# What is needed
Output the data in full and exactly as presented.
━━━━━━━━━━━━━━━━━━━━
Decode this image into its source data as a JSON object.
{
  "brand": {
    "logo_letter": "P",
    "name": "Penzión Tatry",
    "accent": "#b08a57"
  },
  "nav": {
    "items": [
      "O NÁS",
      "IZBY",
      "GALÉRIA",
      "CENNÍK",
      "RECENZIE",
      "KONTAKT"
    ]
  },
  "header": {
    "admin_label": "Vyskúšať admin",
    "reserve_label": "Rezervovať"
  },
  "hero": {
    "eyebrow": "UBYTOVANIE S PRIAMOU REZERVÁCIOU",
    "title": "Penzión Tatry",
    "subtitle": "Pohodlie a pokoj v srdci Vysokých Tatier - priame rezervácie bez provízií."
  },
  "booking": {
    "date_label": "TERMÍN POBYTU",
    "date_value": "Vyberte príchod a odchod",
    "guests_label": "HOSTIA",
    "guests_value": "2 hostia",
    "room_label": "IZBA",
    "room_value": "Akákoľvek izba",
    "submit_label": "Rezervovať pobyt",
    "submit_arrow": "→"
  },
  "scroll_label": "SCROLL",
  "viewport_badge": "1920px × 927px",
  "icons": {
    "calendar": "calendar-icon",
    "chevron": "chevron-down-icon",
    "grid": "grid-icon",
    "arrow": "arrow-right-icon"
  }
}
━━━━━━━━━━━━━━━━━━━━
# Exercise output
Decode this image into its source data as a JSON object.
{
  "brand": {
    "logo_letter": "P",
    "name": "Penzión Tatry",
    "accent": "#b08a57"
  },
  "nav": {
    "items": [
      "O NÁS",
      "IZBY",
      "GALÉRIA",
      "CENNÍK",
      "RECENZIE",
      "KONTAKT"
    ]
  },
  "header": {
    "admin_label": "Vyskúšať admin",
    "reserve_label": "Rezervovať"
  },
  "hero": {
    "eyebrow": "UBYTOVANIE S PRIAMOU REZERVÁCIOU",
    "title": "Penzión Tatry",
    "subtitle": "Pohodlie a pokoj v srdci Vysokých Tatier - priame rezervácie bez provízií."
  },
  "booking": {
    "date_label": "TERMÍN POBYTU",
    "date_value": "Vyberte príchod a odchod",
    "guests_label": "HOSTIA",
    "guests_value": "2 hostia",
    "room_label": "IZBA",
    "room_value": "Akákoľvek izba",
    "submit_label": "Rezervovať pobyt",
    "submit_arrow": "→"
  },
  "scroll_label": "SCROLL",
  "viewport_badge": "1920px × 927px",
  "icons": {
    "calendar": "calendar-icon",
    "chevron": "chevron-down-icon",
    "grid": "grid-icon",
    "arrow": "arrow-right-icon"
  }
}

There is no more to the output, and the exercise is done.